**EXERCISE MATERIALS**:
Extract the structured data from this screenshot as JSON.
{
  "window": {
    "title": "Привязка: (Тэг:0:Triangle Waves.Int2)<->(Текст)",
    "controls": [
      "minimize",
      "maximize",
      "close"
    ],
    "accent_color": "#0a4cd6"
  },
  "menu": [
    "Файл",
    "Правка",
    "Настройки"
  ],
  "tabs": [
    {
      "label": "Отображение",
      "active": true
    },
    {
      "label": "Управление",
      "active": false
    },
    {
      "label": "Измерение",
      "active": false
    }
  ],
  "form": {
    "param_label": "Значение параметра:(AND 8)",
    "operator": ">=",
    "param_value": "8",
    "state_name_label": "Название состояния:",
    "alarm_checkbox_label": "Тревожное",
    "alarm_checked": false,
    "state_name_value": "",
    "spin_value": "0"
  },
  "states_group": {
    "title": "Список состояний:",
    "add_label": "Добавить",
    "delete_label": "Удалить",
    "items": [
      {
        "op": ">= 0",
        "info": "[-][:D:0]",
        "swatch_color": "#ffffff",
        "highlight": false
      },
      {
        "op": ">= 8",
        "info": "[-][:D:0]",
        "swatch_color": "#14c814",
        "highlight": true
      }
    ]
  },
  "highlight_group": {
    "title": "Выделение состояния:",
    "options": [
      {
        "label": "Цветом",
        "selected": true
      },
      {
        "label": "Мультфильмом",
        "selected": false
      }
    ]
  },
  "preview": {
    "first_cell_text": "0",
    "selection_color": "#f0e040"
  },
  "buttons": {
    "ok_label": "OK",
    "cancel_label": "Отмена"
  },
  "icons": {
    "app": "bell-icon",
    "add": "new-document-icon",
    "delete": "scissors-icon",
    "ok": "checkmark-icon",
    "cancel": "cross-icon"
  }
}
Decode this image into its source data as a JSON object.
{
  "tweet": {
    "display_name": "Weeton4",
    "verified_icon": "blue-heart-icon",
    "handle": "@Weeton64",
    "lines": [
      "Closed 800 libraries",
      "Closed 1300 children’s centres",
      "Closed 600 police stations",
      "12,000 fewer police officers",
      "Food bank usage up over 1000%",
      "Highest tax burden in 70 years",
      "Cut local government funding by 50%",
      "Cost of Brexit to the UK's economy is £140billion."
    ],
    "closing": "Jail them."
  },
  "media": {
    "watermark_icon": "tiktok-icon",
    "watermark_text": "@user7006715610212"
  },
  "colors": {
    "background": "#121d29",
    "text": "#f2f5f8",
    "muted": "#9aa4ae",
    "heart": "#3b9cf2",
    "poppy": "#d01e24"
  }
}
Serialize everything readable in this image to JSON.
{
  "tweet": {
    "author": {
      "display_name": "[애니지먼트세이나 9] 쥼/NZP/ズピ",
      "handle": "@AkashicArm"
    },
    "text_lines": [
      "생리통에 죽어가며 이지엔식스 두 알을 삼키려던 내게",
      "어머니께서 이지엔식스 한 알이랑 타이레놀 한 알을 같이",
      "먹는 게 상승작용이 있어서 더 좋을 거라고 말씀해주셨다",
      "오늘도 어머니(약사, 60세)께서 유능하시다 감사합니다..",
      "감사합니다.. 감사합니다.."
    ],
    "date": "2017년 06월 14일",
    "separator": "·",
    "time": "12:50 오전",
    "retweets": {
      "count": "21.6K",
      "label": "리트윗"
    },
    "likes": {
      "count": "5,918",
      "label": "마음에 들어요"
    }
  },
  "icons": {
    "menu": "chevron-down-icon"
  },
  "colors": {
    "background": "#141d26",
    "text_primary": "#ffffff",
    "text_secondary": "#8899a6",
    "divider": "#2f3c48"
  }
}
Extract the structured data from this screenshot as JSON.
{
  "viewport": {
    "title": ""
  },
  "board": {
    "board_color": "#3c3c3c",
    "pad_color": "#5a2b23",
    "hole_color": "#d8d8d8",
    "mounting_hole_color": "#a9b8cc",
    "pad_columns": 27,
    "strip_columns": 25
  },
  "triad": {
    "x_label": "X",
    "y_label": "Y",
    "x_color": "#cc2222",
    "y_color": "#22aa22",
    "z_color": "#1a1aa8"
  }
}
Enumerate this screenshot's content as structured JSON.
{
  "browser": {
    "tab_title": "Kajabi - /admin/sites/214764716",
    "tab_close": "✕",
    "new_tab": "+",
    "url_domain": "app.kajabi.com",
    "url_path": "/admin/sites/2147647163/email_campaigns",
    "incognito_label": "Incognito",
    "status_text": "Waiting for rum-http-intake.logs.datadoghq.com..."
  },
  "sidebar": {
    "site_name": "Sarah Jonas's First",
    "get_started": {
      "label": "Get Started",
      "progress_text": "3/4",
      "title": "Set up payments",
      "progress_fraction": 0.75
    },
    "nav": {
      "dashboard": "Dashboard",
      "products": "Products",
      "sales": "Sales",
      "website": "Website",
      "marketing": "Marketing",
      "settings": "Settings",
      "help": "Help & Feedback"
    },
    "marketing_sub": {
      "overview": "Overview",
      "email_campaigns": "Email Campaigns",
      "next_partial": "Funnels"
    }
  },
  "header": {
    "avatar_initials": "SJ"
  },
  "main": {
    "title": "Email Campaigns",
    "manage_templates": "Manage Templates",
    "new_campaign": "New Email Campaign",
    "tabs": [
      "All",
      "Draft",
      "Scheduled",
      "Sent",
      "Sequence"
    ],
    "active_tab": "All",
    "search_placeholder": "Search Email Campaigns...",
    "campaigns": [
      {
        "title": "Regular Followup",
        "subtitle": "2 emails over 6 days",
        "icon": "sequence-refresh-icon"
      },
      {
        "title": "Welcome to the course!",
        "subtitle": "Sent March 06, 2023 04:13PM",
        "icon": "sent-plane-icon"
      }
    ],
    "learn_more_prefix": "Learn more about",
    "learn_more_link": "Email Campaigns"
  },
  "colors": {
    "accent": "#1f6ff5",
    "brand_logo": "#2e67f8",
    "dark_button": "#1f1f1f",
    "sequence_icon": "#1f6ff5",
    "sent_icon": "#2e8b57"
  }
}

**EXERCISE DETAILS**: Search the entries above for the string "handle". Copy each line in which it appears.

**ANSWER AREA**:
    "handle": "@Weeton64",
      "handle": "@AkashicArm"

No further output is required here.